It’s a tale of two headlines today on the topic of Afghanistan. This story in the Washington Post details the factionalization of the Taliban into two groups—the familiar Taliban in the south and a more “moderate” offshoot in the north that allows girls to go to school and eschews beheadings. But while this story highlights waning U.S. and NATO efforts in “an unfinished conflict,” The New York Times ran a story under the headline “US is Escalating a Secretive War in Afghanistan.” It details the increasing tempo of raids by U.S. forces. This “unprecedented” spike in military action is “at odds with policy declarations in Washington, where the Obama administration has deemed the American role in the war essentially over.” And, as if on cue, nine were killed and many others injured in a drone strike in Afghanistan’s Nangarhar Province on Wednesday.


Study Finds Rising Levels of Plastics in Oceans
A new study in the journal Science is the “most ambitious effort yet” to quantify the amount of plastic that ends up polluting the world’s oceans. The actual number is hard to pin down. But researchers estimate that we added somewhere between 4.8 million and 12.7 million metric tons of plastic to the world’s oceans in 2010. That’s roughly 1.5% to 4.5% of the total produced worldwide and a huge increase from the 0.1% estimated in 1975. The degrading plastic—which often breaks down into smaller and smaller pieces—is also being traced through the food chain and affecting entire ecosystems. The study also identifies the world’s top plastic polluters. China is number one with 3.5 million metric tons discarded into the oceans annually. The U.S. came in 20th place with a “mere” 110,000 metric tons.

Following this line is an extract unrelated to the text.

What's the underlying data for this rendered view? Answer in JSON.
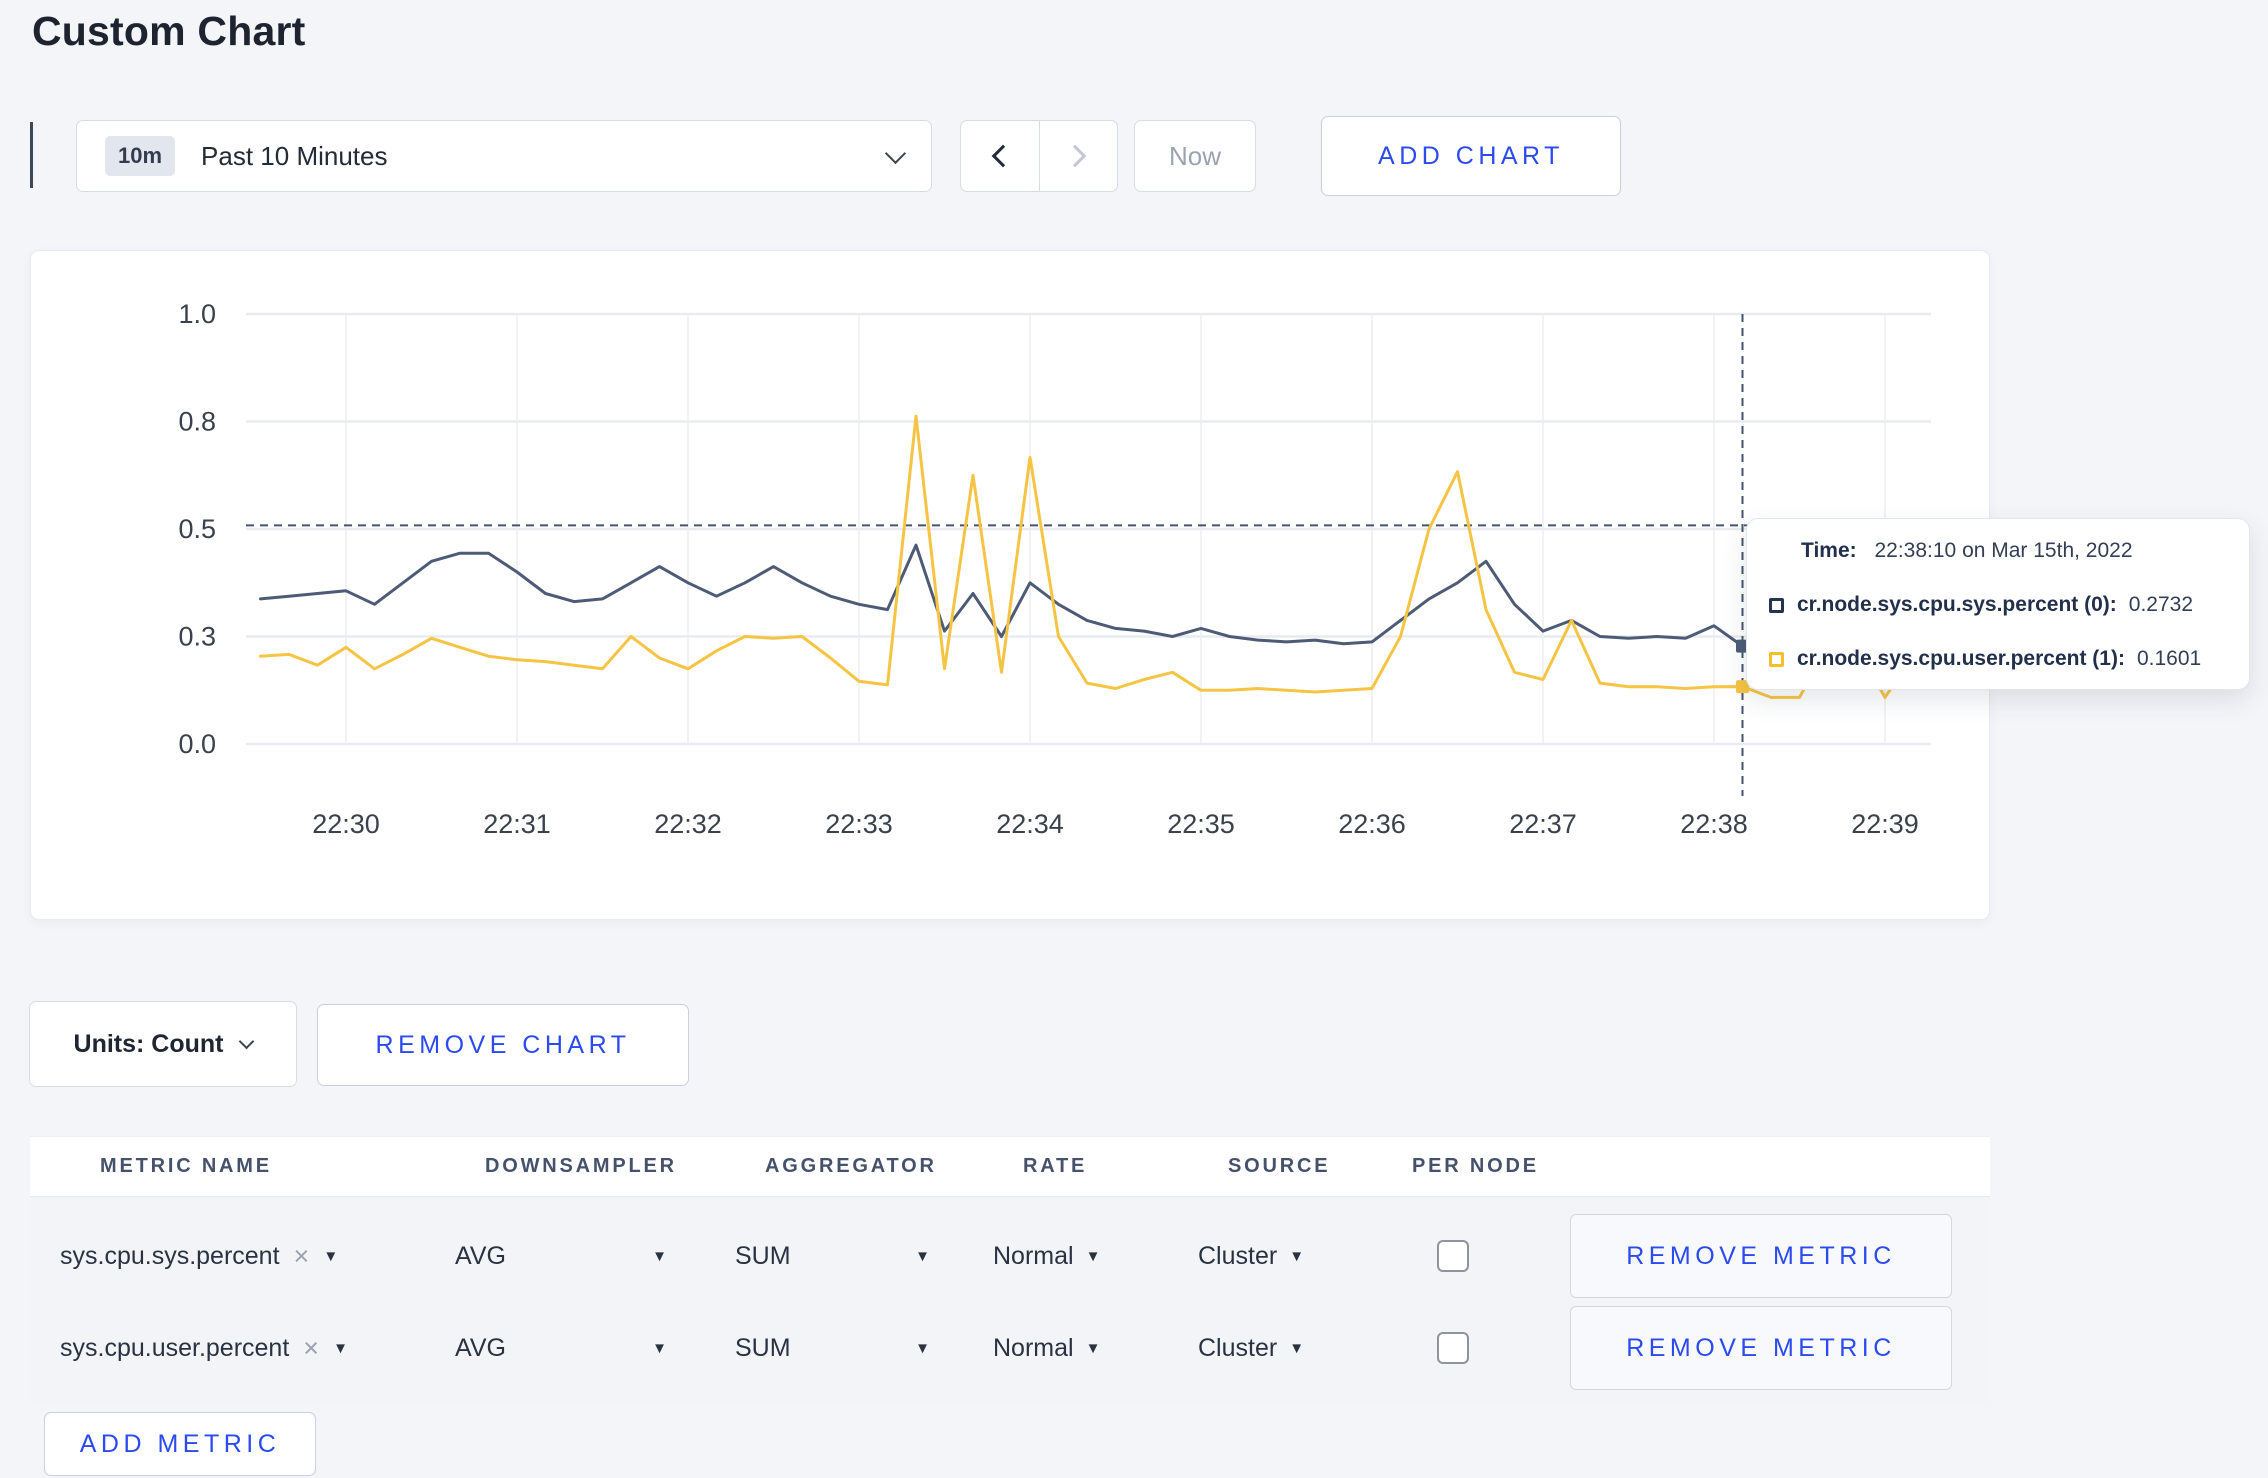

Mass Incarceration Does Not Explain Dramatic Fall in US Crime, Study Finds
Why has violent crime dropped 50% and property crime dropped 43% since 1990? Advocates of incarceration point to the swollen prison population as a factor. More criminals in jail means less crime, goes their logic. But researchers at the Brennan Center for Justice concluded that the rising prison population had “a negligible effect on the downward trend in crime, with mass incarceration responsible for around 6% of property crime reduction in the 1990s and less than a single percentage point in the 2000s.” Although the study couldn’t pinpoint all the factors leading to the drop in crime, it did cite advances in the acquisition and use of crime data as “a significant factor in crime reduction in certain cities.”

Dinosaurs May Have Been Tripping on Hallucinogens
A new joint study from Oregon State University and the USDA Agricultural Research Service has found that dinosaurs were probably trippin’ out. That’s because the largest land animals in history ate lots of grass which hosted a version of the fungus responsible for LSD. The fungus, know as ergot, is found on rye and wheat grasses, among others. When humans eat it, it can cause hallucinations, delirium, gangrene and convulsions. Scientists, who found grass remains in fossilized feces, postulate that dinosaurs may have suffered some of the same effects as, say, the folks who organized the Salem Witch Trials or started the French Revolution. Many historians believe those events were triggered by people eating ergot-tainted bread. Imagine what it did to disgruntled brontosauruses!

Sign Up

Like what you see? Sign up to subscribe.


Comments are closed.